» INFORMATION PROVIDED:
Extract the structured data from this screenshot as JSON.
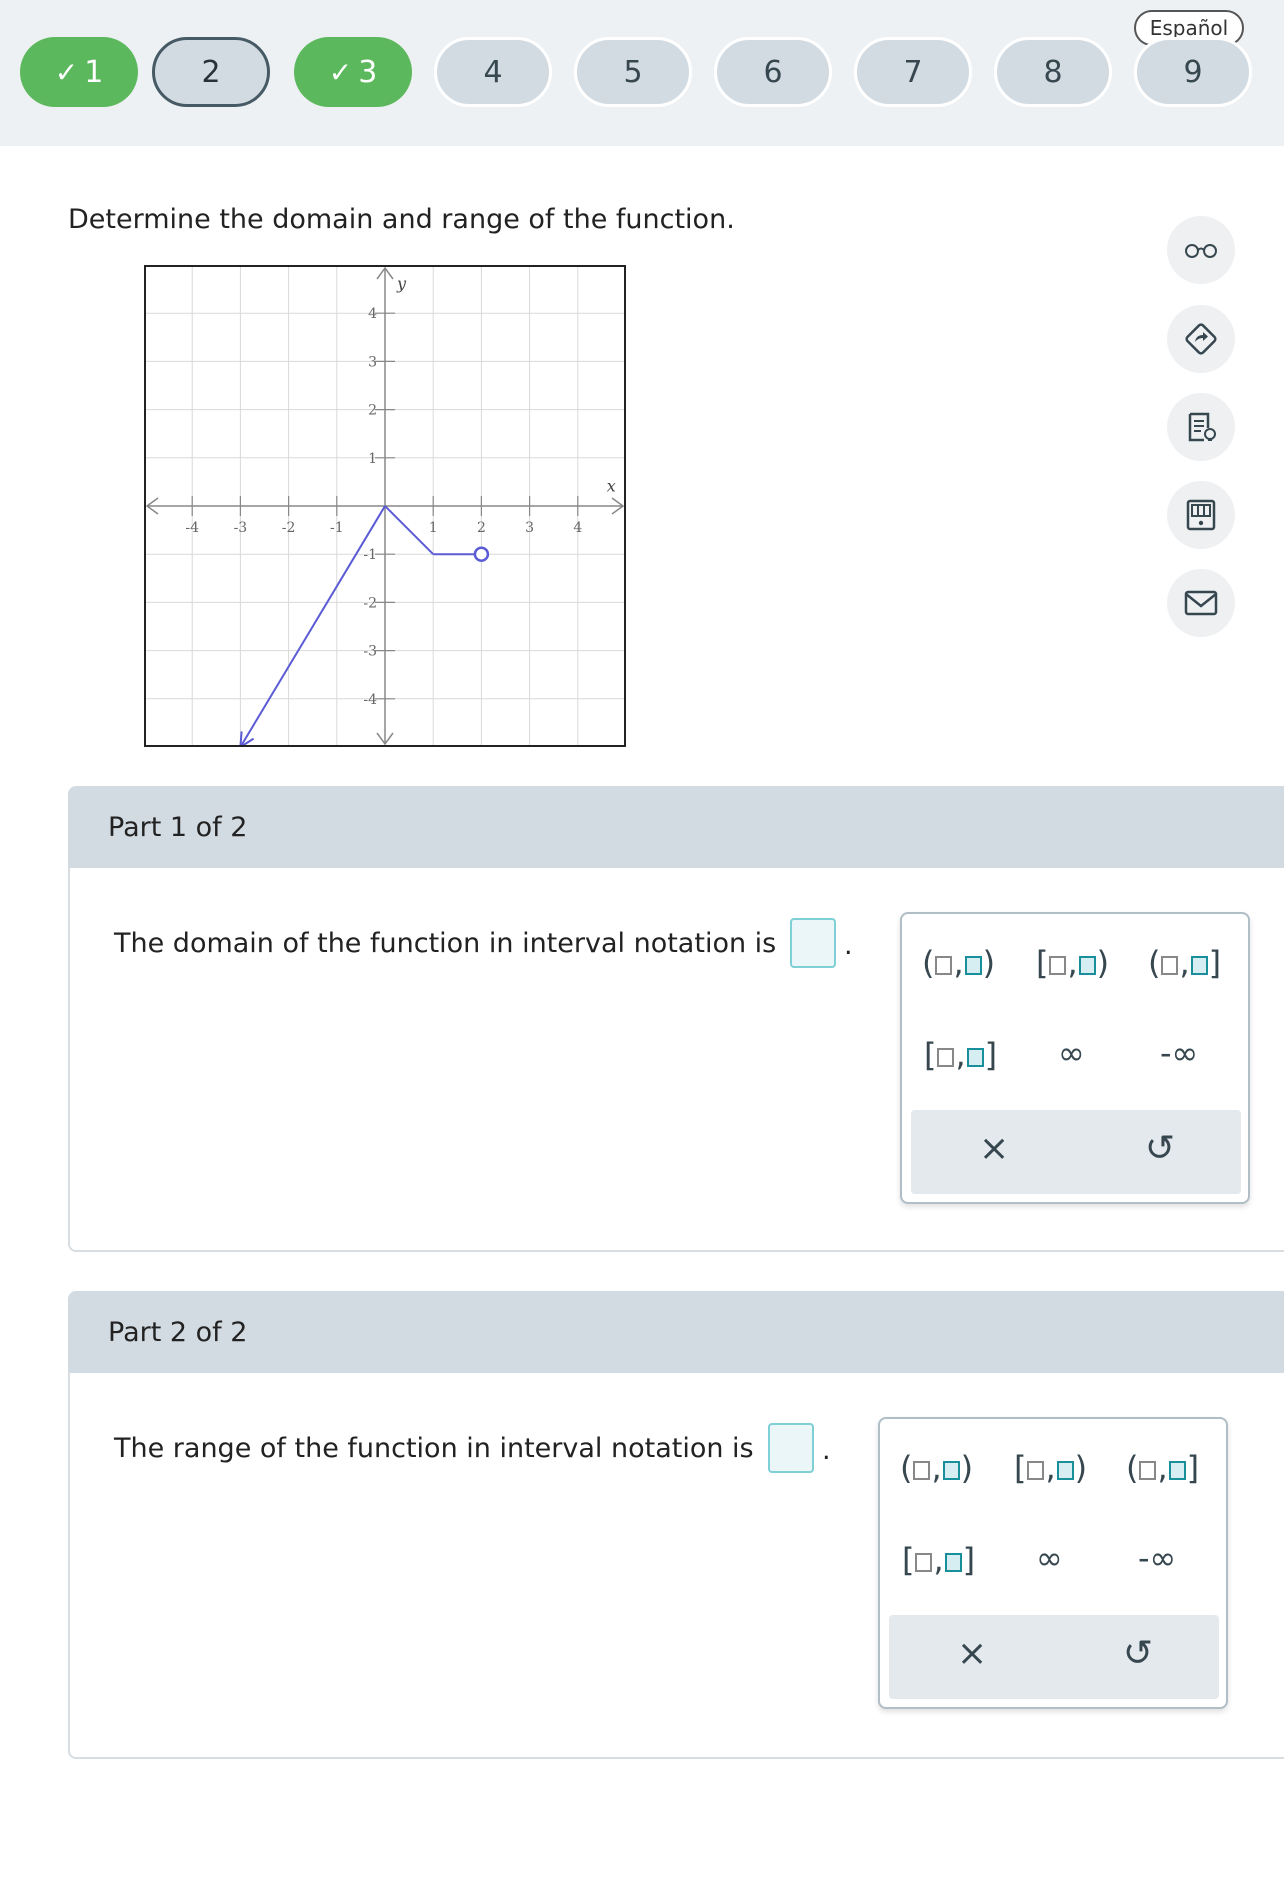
{
  "nav": {
    "language": "Español",
    "questions": [
      {
        "label": "1",
        "status": "done"
      },
      {
        "label": "2",
        "status": "current"
      },
      {
        "label": "3",
        "status": "done"
      },
      {
        "label": "4",
        "status": "todo"
      },
      {
        "label": "5",
        "status": "todo"
      },
      {
        "label": "6",
        "status": "todo"
      },
      {
        "label": "7",
        "status": "todo"
      },
      {
        "label": "8",
        "status": "todo"
      },
      {
        "label": "9",
        "status": "todo"
      }
    ],
    "check_glyph": "✓"
  },
  "prompt": "Determine the domain and range of the function.",
  "graph": {
    "x_label": "x",
    "y_label": "y",
    "x_ticks": [
      "-4",
      "-3",
      "-2",
      "-1",
      "1",
      "2",
      "3",
      "4"
    ],
    "y_ticks": [
      "4",
      "3",
      "2",
      "1",
      "-1",
      "-2",
      "-3",
      "-4"
    ],
    "range": [
      -5,
      5
    ],
    "curve_color": "#5b5bd6",
    "segments": [
      [
        [
          -3,
          -5
        ],
        [
          0,
          0
        ]
      ],
      [
        [
          0,
          0
        ],
        [
          1,
          -1
        ]
      ],
      [
        [
          1,
          -1
        ],
        [
          2,
          -1
        ]
      ]
    ],
    "open_endpoint": [
      2,
      -1
    ],
    "arrow_end": [
      -3,
      -5
    ]
  },
  "tools": [
    "glasses-icon",
    "hint-icon",
    "notes-icon",
    "calculator-icon",
    "mail-icon"
  ],
  "part1": {
    "header": "Part 1 of 2",
    "question": "The domain of the function in interval notation is",
    "period": "."
  },
  "part2": {
    "header": "Part 2 of 2",
    "question": "The range of the function in interval notation is",
    "period": "."
  },
  "palette": {
    "open_open": [
      "(",
      ",",
      ")"
    ],
    "closed_open": [
      "[",
      ",",
      ")"
    ],
    "open_closed": [
      "(",
      ",",
      "]"
    ],
    "closed_closed": [
      "[",
      ",",
      "]"
    ],
    "infinity": "∞",
    "neg_infinity": "-∞",
    "clear": "×",
    "undo": "↺"
  }
}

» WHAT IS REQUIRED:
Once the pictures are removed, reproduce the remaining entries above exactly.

» REPLY TO THE TASK:
Extract the structured data from this screenshot as JSON.
{
  "nav": {
    "language": "Español",
    "questions": [
      {
        "label": "1",
        "status": "done"
      },
      {
        "label": "2",
        "status": "current"
      },
      {
        "label": "3",
        "status": "done"
      },
      {
        "label": "4",
        "status": "todo"
      },
      {
        "label": "5",
        "status": "todo"
      },
      {
        "label": "6",
        "status": "todo"
      },
      {
        "label": "7",
        "status": "todo"
      },
      {
        "label": "8",
        "status": "todo"
      },
      {
        "label": "9",
        "status": "todo"
      }
    ],
    "check_glyph": "✓"
  },
  "prompt": "Determine the domain and range of the function.",
  "graph": {
    "x_label": "x",
    "y_label": "y",
    "x_ticks": [
      "-4",
      "-3",
      "-2",
      "-1",
      "1",
      "2",
      "3",
      "4"
    ],
    "y_ticks": [
      "4",
      "3",
      "2",
      "1",
      "-1",
      "-2",
      "-3",
      "-4"
    ],
    "range": [
      -5,
      5
    ],
    "curve_color": "#5b5bd6",
    "segments": [
      [
        [
          -3,
          -5
        ],
        [
          0,
          0
        ]
      ],
      [
        [
          0,
          0
        ],
        [
          1,
          -1
        ]
      ],
      [
        [
          1,
          -1
        ],
        [
          2,
          -1
        ]
      ]
    ],
    "open_endpoint": [
      2,
      -1
    ],
    "arrow_end": [
      -3,
      -5
    ]
  },
  "tools": [
    "glasses-icon",
    "hint-icon",
    "notes-icon",
    "calculator-icon",
    "mail-icon"
  ],
  "part1": {
    "header": "Part 1 of 2",
    "question": "The domain of the function in interval notation is",
    "period": "."
  },
  "part2": {
    "header": "Part 2 of 2",
    "question": "The range of the function in interval notation is",
    "period": "."
  },
  "palette": {
    "open_open": [
      "(",
      ",",
      ")"
    ],
    "closed_open": [
      "[",
      ",",
      ")"
    ],
    "open_closed": [
      "(",
      ",",
      "]"
    ],
    "closed_closed": [
      "[",
      ",",
      "]"
    ],
    "infinity": "∞",
    "neg_infinity": "-∞",
    "clear": "×",
    "undo": "↺"
  }
}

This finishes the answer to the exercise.